### What the task asks
Tally the lines in the following entries that include the word "link"; state only the total.

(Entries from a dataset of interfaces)
/---

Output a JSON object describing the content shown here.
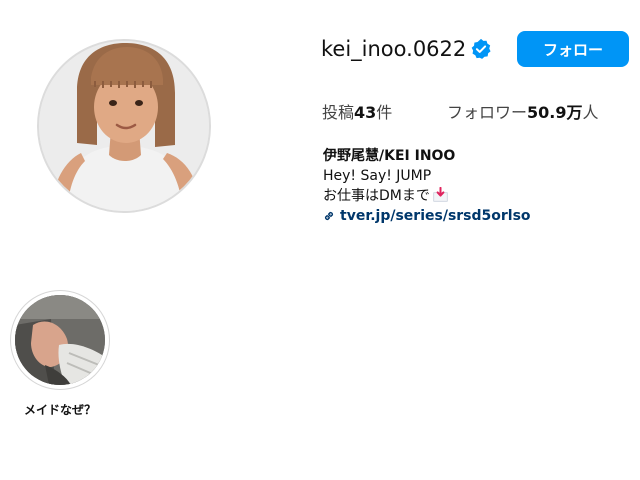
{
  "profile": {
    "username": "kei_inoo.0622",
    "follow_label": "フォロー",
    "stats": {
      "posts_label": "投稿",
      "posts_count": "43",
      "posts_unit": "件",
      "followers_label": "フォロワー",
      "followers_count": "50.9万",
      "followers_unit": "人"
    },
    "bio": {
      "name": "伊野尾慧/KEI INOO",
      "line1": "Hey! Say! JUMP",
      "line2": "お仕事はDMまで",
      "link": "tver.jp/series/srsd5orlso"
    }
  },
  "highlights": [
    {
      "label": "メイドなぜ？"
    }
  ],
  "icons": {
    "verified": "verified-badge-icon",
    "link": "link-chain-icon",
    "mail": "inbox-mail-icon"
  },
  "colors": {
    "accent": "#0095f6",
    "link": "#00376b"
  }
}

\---

### Result of the task
3